The film received a negative review in The New York Times, that criticized the plot, the screenplay, and the acting. It maintains a 39% rating on Rotten Tomatoes. Tango & Cash was also given three 1989 Golden Raspberry Awards nominations for Worst Actor (Sylvester Stallone), Worst Supporting Actress (Kurt Russell in drag) and Worst Screenplay, but did not win.
 Box office
- "Tango & Cash - Box Office Data". The Numbers. Retrieved 2011-07-24.
- Broeske, Pat H. (1989-11-01). "Movies: Guber-Peters and Warner Bros. court filings put a spotlight on the troubled "Tango and Cash," an action film that is racing the clock to make its Dec. 15 release.". The Los Angeles Times. Retrieved 2010-10-11.
- "Review/Film; Stallone And Russell As Buddies," Janet Maslin, The New York Times, December 22, 1989

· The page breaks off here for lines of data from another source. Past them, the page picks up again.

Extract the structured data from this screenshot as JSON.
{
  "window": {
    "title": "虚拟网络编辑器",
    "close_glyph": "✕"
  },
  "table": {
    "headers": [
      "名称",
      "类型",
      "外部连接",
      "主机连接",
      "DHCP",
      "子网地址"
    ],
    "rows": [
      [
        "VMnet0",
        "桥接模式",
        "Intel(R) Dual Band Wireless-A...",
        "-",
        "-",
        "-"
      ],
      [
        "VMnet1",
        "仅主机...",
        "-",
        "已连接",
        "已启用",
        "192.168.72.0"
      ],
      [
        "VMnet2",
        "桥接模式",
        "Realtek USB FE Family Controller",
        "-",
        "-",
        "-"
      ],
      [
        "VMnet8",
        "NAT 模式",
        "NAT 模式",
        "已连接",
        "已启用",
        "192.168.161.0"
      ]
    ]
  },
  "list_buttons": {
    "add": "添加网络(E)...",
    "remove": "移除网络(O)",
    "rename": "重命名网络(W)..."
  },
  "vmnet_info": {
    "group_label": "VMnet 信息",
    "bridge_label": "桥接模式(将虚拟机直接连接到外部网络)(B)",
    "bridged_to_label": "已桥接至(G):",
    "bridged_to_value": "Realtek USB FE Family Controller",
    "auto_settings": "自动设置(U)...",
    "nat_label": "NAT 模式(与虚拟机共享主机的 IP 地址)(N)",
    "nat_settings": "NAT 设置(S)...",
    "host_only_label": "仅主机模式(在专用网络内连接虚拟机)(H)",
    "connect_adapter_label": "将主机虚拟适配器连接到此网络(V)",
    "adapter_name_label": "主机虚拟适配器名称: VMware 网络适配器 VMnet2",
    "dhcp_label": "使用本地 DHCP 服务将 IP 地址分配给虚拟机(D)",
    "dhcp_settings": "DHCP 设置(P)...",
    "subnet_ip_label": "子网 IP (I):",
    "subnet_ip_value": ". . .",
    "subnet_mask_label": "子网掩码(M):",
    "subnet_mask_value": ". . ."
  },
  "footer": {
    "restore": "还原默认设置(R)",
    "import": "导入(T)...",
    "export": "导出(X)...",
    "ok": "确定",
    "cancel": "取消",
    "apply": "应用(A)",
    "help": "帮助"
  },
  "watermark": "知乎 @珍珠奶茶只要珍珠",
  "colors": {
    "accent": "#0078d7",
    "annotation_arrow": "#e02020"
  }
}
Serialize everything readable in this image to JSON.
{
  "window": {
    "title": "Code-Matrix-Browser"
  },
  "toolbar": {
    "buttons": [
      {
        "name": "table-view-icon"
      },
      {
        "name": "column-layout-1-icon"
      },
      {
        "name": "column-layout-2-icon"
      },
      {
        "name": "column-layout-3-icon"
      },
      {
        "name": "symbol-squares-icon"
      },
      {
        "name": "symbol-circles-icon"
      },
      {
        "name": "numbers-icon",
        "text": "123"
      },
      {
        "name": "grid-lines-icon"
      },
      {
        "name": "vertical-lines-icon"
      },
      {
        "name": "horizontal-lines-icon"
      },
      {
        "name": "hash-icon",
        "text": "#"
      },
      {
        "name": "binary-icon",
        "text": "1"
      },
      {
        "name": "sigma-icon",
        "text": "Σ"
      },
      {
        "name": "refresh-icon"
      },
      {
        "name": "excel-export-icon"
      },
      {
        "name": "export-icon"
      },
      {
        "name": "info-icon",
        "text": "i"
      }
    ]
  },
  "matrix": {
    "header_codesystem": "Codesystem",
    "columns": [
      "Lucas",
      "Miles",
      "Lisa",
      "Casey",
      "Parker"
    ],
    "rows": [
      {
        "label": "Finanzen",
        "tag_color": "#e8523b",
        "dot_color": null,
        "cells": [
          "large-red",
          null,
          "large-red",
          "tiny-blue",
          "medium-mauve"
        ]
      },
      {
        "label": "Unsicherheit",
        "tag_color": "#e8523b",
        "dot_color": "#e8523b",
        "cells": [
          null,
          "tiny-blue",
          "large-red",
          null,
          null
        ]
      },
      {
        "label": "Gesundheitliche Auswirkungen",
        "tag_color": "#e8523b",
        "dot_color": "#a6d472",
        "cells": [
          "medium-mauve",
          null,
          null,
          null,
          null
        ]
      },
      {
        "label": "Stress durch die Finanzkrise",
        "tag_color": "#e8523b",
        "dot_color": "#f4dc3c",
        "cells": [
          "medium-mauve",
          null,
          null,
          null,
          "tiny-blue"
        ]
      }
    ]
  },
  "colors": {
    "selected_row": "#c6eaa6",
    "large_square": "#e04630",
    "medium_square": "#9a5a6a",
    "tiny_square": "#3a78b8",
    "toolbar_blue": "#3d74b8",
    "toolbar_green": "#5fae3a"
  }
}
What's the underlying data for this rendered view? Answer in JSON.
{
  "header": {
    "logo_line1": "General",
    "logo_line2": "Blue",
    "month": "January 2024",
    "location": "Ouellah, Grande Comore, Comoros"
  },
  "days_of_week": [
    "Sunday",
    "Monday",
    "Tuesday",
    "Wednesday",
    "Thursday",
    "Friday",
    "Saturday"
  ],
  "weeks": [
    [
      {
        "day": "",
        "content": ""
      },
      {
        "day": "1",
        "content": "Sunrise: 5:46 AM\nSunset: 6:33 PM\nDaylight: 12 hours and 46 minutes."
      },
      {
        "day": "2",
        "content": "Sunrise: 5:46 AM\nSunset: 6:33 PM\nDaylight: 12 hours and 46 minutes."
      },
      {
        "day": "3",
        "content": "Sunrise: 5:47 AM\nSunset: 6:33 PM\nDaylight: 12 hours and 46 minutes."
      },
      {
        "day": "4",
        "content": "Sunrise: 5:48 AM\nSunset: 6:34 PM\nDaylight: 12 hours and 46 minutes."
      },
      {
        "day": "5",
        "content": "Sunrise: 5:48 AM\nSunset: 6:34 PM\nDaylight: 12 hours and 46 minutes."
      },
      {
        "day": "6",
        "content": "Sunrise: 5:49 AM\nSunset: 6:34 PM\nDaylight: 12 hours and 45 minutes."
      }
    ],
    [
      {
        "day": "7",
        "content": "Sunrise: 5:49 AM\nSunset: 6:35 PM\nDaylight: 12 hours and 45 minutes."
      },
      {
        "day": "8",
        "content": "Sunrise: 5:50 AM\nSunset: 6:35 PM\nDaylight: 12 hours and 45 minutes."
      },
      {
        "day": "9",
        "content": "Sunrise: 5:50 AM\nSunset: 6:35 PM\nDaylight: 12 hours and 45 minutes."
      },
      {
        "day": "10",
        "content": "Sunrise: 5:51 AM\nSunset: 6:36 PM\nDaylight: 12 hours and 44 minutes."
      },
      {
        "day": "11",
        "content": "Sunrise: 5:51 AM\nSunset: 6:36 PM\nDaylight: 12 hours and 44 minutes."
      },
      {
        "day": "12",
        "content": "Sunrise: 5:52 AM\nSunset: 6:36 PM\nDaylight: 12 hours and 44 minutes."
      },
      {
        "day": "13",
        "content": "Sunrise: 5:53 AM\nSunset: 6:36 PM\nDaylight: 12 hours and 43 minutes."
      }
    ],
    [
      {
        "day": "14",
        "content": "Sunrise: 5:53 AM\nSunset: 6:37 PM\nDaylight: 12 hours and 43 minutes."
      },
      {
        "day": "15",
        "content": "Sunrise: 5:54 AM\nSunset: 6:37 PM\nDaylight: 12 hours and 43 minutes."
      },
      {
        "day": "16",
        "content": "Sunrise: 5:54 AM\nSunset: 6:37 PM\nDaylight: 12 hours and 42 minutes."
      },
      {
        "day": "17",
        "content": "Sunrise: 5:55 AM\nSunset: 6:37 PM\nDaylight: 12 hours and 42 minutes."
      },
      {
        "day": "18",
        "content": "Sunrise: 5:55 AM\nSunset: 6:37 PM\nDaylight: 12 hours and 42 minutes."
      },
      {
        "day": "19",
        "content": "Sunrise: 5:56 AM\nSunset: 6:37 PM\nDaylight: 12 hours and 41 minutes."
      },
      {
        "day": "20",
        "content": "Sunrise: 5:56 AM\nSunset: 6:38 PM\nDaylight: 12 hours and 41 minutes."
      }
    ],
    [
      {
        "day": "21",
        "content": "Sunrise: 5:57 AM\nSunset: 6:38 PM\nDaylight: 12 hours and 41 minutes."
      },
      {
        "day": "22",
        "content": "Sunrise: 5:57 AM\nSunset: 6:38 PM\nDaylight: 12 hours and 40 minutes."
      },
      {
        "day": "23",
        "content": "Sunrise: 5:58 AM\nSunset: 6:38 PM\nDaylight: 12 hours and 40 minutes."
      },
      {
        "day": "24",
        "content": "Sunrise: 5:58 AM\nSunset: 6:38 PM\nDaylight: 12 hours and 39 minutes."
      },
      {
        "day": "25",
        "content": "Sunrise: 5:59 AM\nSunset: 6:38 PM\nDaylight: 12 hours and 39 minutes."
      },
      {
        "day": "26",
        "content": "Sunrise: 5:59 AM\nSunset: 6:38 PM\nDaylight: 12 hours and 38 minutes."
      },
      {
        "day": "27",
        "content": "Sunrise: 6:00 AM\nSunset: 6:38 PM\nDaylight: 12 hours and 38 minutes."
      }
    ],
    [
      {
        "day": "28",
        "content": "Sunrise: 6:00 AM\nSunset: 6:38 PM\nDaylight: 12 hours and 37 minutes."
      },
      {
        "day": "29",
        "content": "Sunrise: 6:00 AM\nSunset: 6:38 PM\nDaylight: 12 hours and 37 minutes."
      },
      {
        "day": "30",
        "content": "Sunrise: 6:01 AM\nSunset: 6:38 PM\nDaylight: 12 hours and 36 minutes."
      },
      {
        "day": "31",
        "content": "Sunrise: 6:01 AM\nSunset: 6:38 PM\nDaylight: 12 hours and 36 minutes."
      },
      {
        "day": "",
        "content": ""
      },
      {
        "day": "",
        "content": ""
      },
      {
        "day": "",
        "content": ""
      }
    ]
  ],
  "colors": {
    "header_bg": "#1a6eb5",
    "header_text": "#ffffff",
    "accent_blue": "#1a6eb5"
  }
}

- Wilmington, Michael (1989-12-22). "Tango and Cash: A Buddy Film Gone Bad". The Los Angeles Times. Retrieved 2010-10-11.
- "Delirious `Tango & Cash` Proves To Be Really Weird". Chicago Tribune. 1989-12-22. Retrieved 2010-10-11.
- Hunt, Dennis (1990-07-05). "Tango and Cash' Waltzes to 4th Spot". The Los Angeles Times. Retrieved 2010-10-11.
- Thompson, Anne (1990-01-11). "Record Year For Films Ends With A Plunge". Chicago Tribune. Retrieved 2010-10-11.
- Tango & Cash at the Internet Movie Database
- Tango & Cash at AllRovi
- Tango & Cash at Box Office Mojo
- Tango & Cash at Rotten Tomatoes
- The Life and Art of Vern Article; June 21, 2009